- **To do**
What lines of the data below hold "está"? Show them.

*** Opening Recorded information ***

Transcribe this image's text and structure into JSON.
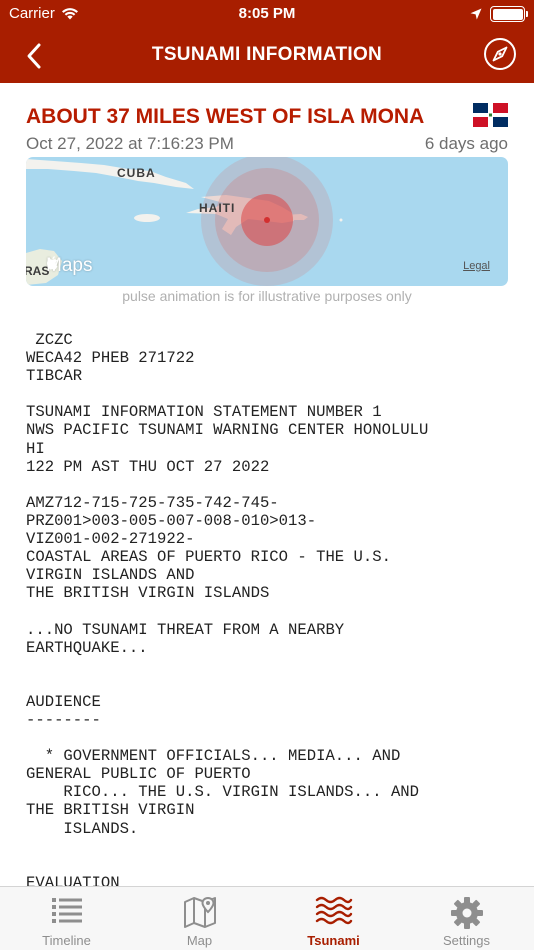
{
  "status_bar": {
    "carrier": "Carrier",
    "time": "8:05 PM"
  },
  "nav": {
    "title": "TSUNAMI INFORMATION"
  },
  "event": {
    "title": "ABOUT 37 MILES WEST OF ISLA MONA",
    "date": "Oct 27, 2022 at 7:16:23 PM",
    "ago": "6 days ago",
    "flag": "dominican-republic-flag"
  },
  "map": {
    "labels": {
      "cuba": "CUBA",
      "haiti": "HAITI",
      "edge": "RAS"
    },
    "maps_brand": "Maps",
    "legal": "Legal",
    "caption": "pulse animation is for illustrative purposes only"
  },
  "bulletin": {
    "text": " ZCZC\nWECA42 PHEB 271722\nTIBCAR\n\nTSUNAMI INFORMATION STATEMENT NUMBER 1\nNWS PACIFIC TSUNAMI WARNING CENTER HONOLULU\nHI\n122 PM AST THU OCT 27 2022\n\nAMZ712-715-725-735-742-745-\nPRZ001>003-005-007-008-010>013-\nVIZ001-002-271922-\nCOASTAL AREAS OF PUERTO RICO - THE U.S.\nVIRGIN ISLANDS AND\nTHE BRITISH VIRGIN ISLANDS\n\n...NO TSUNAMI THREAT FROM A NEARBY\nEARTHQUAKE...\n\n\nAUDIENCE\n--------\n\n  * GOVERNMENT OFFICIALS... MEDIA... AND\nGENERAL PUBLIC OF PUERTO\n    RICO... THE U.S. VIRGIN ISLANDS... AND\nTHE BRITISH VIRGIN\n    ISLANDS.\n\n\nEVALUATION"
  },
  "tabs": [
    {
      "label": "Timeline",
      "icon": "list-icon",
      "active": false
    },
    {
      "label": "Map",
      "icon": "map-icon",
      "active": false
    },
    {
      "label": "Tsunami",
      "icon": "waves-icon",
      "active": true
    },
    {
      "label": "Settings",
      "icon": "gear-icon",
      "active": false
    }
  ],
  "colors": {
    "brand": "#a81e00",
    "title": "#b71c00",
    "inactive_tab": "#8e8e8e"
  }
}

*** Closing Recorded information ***
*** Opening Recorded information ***

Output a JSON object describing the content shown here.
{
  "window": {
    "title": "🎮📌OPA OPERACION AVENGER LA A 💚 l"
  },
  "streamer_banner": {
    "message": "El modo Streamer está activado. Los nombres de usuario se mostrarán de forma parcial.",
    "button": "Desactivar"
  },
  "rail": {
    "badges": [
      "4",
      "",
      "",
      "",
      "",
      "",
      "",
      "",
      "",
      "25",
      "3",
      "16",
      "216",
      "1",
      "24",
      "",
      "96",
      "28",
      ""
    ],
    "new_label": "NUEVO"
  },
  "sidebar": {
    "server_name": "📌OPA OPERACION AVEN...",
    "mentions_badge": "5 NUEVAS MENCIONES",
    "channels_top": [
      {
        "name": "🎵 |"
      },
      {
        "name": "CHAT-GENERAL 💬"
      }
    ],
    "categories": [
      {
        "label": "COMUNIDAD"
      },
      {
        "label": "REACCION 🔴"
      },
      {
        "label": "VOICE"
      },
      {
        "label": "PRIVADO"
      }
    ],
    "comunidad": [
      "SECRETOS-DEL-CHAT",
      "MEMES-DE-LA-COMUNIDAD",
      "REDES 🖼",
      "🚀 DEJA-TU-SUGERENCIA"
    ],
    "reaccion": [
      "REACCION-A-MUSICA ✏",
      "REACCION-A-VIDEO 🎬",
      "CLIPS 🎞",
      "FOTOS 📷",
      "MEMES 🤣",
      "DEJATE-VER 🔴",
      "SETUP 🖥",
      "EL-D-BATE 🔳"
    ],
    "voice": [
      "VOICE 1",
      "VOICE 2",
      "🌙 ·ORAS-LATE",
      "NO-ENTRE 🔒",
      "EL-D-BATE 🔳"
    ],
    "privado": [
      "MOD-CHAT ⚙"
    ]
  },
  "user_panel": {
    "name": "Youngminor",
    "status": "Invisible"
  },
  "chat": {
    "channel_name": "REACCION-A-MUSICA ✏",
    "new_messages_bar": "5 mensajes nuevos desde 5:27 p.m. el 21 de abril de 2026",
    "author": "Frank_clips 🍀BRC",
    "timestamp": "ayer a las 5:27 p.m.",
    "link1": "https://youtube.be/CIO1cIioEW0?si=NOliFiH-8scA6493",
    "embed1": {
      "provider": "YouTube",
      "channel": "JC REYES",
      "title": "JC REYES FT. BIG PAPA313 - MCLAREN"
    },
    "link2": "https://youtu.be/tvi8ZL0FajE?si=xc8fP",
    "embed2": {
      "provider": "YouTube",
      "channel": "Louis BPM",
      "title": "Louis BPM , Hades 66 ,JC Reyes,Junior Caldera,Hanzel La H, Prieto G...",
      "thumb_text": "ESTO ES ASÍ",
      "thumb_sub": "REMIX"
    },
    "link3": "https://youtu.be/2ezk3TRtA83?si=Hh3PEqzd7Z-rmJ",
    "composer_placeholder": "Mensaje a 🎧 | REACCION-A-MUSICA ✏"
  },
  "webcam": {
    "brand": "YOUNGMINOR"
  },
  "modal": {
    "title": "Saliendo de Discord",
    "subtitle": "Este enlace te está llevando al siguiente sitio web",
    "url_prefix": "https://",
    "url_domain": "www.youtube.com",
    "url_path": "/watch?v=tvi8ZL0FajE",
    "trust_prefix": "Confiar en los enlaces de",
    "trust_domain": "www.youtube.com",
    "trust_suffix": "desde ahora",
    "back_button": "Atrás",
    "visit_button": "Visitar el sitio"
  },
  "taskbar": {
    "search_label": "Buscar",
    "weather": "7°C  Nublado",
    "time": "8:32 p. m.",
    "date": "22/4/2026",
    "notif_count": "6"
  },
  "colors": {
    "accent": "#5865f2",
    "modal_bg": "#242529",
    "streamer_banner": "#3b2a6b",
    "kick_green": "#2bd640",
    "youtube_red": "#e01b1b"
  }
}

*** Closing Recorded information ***

- **Answer below**
    "message": "El modo Streamer está activado. Los nombres de usuario se mostrarán de forma parcial.",
    "subtitle": "Este enlace te está llevando al siguiente sitio web",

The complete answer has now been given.